#### Input material ####
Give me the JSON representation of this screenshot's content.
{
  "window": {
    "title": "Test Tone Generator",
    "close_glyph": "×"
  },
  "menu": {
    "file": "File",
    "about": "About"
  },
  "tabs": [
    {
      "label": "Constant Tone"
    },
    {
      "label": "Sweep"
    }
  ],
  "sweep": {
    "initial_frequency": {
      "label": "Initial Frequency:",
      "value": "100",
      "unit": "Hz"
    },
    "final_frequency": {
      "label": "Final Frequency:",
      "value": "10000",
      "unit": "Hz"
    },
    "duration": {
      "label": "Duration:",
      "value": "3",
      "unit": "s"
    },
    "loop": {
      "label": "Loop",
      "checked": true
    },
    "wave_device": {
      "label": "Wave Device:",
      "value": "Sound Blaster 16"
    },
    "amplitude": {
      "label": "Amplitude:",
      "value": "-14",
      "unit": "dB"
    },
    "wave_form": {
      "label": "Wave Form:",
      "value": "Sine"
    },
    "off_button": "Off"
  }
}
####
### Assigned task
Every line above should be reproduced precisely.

### Written answer
Give me the JSON representation of this screenshot's content.
{
  "window": {
    "title": "Test Tone Generator",
    "close_glyph": "×"
  },
  "menu": {
    "file": "File",
    "about": "About"
  },
  "tabs": [
    {
      "label": "Constant Tone"
    },
    {
      "label": "Sweep"
    }
  ],
  "sweep": {
    "initial_frequency": {
      "label": "Initial Frequency:",
      "value": "100",
      "unit": "Hz"
    },
    "final_frequency": {
      "label": "Final Frequency:",
      "value": "10000",
      "unit": "Hz"
    },
    "duration": {
      "label": "Duration:",
      "value": "3",
      "unit": "s"
    },
    "loop": {
      "label": "Loop",
      "checked": true
    },
    "wave_device": {
      "label": "Wave Device:",
      "value": "Sound Blaster 16"
    },
    "amplitude": {
      "label": "Amplitude:",
      "value": "-14",
      "unit": "dB"
    },
    "wave_form": {
      "label": "Wave Form:",
      "value": "Sine"
    },
    "off_button": "Off"
  }
}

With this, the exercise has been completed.